Humility is especially important in this work, according to Stephan Pennington, an associate music professor who taught “History of African-American Music” in MCI-Concord in fall 2022.
“There are people who go into [this word] for weird ego reasons or self aggrandizement reasons or white savior complexes, or that kind of a thing,” he said.
Instead, Pennington views the TUPIT programs at MCI-Concord as an opportunity for both groups to learn. The risk of people coming to work with TUPIT for the wrong reasons compelled him to begin teaching inside.
“I didn’t do anything differently internally, for myself, because this is just another class. I don’t think of the students as being different. I don’t feel like I need to do something special or different,” Pennington said. “These are students, so I’m going to treat them like students.”
As TUPIT continues to develop, Binda and others are thinking about the question of who is in the room. The program teaches almost 20 classes each year and has changed the course of the lives of dozens of Medford students, MCI-Concord degree students and MyTERN students, giving them new close relationships and shifting their career paths.
Binda, whom students call a “beast” and “rockstar,” along with Williamson and TUPIT’s Faculty Advisory Committee, are working hard to keep expanding and improving the program.
Kim Ruane, professor and chair of the math department, reflected on the connections between race and the prison system. According to Ruane, Black people are massively overrepresented in the incarcerated population in the U.S. She argues that if Tufts wants to address DEIJ issues, it needs to express committed support for TUPIT.
“This university wants to be anti-racist and wants to talk about diversity, equity and inclusion and justice,” Ruane said. “They can’t just take the credit for TUPIT when it suits them and not support it. … This is a component of our DEIJ mission … and you don’t just get to use it as look-what-we-do and then not support it.”
Currently, when professors teach inside the prison, it typically doesn’t count towards their required teaching load, even though the incarcerated students are part of a faculty-approved degree program. Ruane and others called for this to change as the university takes the program more seriously. So far, the program has been funded by grants, some of which come from Tufts. The program’s leaders are also working to secure Pell Grants for students.
TUPIT has expanded its degree offerings inside: when the first cohort of students in MCI-Concord earned their associate’s degrees, they moved into a faculty-approved bachelor’s degree program from Tufts. They’re expected to complete the program in December of 2023, but there are still some logistics left.
“We are simply waiting for the administration to complete the process that will ensure that our students earn the degree for which they will have completed all requirements by December 2023,” Binda wrote in an email to the Daily.
Finally, students inside have one major request: more laptops. As of now, students have limited access to digital devices that do not require internet connection.
“Laptops would fix everything,” Neal wrote.

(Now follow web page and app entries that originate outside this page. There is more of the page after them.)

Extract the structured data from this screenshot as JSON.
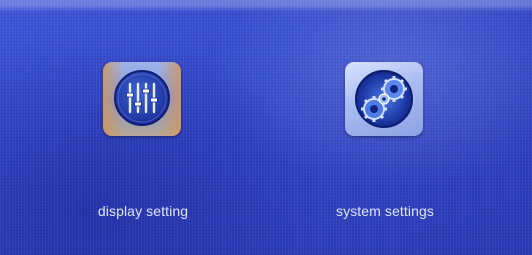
{
  "menu": {
    "items": [
      {
        "label": "display setting",
        "icon": "equalizer-sliders-icon"
      },
      {
        "label": "system settings",
        "icon": "gears-icon"
      }
    ]
  },
  "colors": {
    "background": "#3247c6",
    "label_text": "#dfe6ff",
    "icon_disc": "#1f3fb0"
  }
}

At the heart of TUPIT is the idea about the power of encountering another person as their full self and the transformative potential of empathy — an idea that Pennington identified as countercultural.

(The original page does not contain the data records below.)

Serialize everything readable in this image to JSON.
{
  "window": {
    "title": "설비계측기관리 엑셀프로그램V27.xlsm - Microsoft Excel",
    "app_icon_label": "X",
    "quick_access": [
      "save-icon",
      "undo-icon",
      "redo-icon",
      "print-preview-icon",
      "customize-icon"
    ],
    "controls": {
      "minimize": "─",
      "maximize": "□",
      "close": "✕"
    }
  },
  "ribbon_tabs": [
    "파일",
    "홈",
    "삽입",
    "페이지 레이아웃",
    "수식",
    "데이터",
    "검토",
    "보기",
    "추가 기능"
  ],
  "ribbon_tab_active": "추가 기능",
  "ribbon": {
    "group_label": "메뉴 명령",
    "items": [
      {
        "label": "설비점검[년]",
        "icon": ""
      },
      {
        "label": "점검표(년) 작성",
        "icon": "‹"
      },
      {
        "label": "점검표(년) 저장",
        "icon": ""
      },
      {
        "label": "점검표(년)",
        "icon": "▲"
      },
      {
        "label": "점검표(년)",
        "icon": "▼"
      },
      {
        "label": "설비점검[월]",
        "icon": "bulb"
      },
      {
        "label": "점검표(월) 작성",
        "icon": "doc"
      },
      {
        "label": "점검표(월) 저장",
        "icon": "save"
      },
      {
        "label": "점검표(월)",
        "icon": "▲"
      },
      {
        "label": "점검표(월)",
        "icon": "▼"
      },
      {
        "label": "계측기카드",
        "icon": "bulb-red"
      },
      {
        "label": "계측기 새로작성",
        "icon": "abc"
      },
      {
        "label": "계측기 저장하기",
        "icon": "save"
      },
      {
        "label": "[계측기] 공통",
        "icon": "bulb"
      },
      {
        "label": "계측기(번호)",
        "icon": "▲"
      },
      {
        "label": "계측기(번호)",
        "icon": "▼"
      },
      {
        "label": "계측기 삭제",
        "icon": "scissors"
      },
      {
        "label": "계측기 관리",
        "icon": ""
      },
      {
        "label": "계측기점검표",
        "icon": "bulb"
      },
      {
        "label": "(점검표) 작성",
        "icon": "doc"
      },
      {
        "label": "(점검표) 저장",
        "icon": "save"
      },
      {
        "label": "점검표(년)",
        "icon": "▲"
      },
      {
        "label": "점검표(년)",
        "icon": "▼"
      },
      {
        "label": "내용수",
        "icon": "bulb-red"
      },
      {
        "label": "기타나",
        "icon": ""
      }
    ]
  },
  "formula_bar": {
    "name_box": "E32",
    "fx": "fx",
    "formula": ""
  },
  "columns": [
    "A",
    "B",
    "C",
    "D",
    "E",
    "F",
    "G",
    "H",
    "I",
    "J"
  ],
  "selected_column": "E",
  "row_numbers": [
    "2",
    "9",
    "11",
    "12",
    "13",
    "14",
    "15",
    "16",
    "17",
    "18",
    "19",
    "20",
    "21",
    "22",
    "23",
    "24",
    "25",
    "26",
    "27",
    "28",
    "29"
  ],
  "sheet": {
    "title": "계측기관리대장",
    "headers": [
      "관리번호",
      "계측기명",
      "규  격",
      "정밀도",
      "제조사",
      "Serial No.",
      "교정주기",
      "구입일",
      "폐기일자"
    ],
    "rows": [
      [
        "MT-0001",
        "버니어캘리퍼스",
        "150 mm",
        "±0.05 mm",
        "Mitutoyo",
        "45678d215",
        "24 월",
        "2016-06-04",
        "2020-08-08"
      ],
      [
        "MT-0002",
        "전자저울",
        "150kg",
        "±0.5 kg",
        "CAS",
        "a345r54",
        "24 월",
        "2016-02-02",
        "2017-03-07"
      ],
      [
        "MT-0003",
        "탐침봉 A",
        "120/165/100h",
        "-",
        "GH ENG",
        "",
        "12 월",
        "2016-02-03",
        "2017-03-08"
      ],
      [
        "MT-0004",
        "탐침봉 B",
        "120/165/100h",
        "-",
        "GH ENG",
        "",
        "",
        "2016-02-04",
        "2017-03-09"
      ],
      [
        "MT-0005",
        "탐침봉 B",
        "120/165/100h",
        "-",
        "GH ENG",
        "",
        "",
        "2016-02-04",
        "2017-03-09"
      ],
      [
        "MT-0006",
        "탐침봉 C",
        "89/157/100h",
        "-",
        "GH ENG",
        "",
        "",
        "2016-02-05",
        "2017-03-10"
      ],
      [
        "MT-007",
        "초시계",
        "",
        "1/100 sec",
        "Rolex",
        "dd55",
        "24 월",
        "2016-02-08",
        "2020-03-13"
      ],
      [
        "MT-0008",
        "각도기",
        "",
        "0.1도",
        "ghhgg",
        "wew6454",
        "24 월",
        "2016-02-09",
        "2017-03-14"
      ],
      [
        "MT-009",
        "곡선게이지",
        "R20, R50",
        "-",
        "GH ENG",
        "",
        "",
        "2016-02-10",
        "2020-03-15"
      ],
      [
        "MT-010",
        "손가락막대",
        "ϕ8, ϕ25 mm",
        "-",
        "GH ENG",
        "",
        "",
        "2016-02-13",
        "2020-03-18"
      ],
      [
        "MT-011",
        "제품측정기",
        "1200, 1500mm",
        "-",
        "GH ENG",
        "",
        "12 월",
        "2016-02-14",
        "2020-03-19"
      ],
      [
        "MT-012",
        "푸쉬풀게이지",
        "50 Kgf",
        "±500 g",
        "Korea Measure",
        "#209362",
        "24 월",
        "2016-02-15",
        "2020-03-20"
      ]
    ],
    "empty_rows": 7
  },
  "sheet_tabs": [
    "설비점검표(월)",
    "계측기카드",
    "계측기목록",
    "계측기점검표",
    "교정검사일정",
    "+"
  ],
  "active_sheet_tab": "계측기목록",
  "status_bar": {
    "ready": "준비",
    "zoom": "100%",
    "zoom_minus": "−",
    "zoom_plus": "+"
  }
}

Delvalle agreed that TUPIT serves as a model for genuine interpersonal connections that can have broad and powerful implications.
“Bringing people together to breed more understanding about why society is the way it is, is ultimately going to be a huge factor in solving society's problems. Because until we get to be in the same spaces as each other and understand one another and have empathy for one another, we’re never going to move forward as a people,” Delvalle said. “We’re these stereotypes, these molds, these tropes the society has built, and people are kind of blindly subscribing to that — we’re breaking those.”